TASK :: Could you retype every entry below exactly as written?

DATA EXTRACT ::
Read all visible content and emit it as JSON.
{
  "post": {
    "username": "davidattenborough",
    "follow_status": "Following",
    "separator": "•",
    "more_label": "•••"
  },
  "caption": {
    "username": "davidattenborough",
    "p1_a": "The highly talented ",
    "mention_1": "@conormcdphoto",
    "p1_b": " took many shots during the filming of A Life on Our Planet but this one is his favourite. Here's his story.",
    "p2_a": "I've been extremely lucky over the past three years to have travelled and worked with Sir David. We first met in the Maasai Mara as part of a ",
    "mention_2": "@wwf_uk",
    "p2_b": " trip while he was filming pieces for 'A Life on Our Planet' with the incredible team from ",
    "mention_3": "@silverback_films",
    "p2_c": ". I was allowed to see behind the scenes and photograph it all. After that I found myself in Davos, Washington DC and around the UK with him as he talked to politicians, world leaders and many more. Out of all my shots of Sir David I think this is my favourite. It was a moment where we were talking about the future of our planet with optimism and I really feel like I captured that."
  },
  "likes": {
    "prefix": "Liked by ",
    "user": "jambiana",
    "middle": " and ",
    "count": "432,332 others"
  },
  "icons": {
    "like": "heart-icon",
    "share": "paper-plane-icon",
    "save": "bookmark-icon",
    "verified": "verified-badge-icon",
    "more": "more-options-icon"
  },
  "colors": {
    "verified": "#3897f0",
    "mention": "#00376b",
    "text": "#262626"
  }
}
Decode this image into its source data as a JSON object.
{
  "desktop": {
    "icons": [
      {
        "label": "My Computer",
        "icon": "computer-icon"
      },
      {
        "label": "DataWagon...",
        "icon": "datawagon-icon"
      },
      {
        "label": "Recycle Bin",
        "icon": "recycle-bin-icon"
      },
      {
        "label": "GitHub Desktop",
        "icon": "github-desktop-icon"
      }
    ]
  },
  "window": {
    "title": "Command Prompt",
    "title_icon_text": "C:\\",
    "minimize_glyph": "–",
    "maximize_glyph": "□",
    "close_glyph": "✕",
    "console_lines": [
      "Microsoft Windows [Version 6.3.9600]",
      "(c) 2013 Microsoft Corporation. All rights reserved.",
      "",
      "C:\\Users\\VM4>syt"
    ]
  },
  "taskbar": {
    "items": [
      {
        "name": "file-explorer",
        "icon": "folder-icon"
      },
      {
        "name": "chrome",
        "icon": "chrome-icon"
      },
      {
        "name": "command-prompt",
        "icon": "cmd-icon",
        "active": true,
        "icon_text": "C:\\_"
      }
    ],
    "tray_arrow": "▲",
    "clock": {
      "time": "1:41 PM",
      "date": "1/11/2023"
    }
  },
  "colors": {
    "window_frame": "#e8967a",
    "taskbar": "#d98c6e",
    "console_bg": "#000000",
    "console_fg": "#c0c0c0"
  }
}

SOLUTION BELOW ::
Read all visible content and emit it as JSON.
{
  "post": {
    "username": "davidattenborough",
    "follow_status": "Following",
    "separator": "•",
    "more_label": "•••"
  },
  "caption": {
    "username": "davidattenborough",
    "p1_a": "The highly talented ",
    "mention_1": "@conormcdphoto",
    "p1_b": " took many shots during the filming of A Life on Our Planet but this one is his favourite. Here's his story.",
    "p2_a": "I've been extremely lucky over the past three years to have travelled and worked with Sir David. We first met in the Maasai Mara as part of a ",
    "mention_2": "@wwf_uk",
    "p2_b": " trip while he was filming pieces for 'A Life on Our Planet' with the incredible team from ",
    "mention_3": "@silverback_films",
    "p2_c": ". I was allowed to see behind the scenes and photograph it all. After that I found myself in Davos, Washington DC and around the UK with him as he talked to politicians, world leaders and many more. Out of all my shots of Sir David I think this is my favourite. It was a moment where we were talking about the future of our planet with optimism and I really feel like I captured that."
  },
  "likes": {
    "prefix": "Liked by ",
    "user": "jambiana",
    "middle": " and ",
    "count": "432,332 others"
  },
  "icons": {
    "like": "heart-icon",
    "share": "paper-plane-icon",
    "save": "bookmark-icon",
    "verified": "verified-badge-icon",
    "more": "more-options-icon"
  },
  "colors": {
    "verified": "#3897f0",
    "mention": "#00376b",
    "text": "#262626"
  }
}
Decode this image into its source data as a JSON object.
{
  "desktop": {
    "icons": [
      {
        "label": "My Computer",
        "icon": "computer-icon"
      },
      {
        "label": "DataWagon...",
        "icon": "datawagon-icon"
      },
      {
        "label": "Recycle Bin",
        "icon": "recycle-bin-icon"
      },
      {
        "label": "GitHub Desktop",
        "icon": "github-desktop-icon"
      }
    ]
  },
  "window": {
    "title": "Command Prompt",
    "title_icon_text": "C:\\",
    "minimize_glyph": "–",
    "maximize_glyph": "□",
    "close_glyph": "✕",
    "console_lines": [
      "Microsoft Windows [Version 6.3.9600]",
      "(c) 2013 Microsoft Corporation. All rights reserved.",
      "",
      "C:\\Users\\VM4>syt"
    ]
  },
  "taskbar": {
    "items": [
      {
        "name": "file-explorer",
        "icon": "folder-icon"
      },
      {
        "name": "chrome",
        "icon": "chrome-icon"
      },
      {
        "name": "command-prompt",
        "icon": "cmd-icon",
        "active": true,
        "icon_text": "C:\\_"
      }
    ],
    "tray_arrow": "▲",
    "clock": {
      "time": "1:41 PM",
      "date": "1/11/2023"
    }
  },
  "colors": {
    "window_frame": "#e8967a",
    "taskbar": "#d98c6e",
    "console_bg": "#000000",
    "console_fg": "#c0c0c0"
  }
}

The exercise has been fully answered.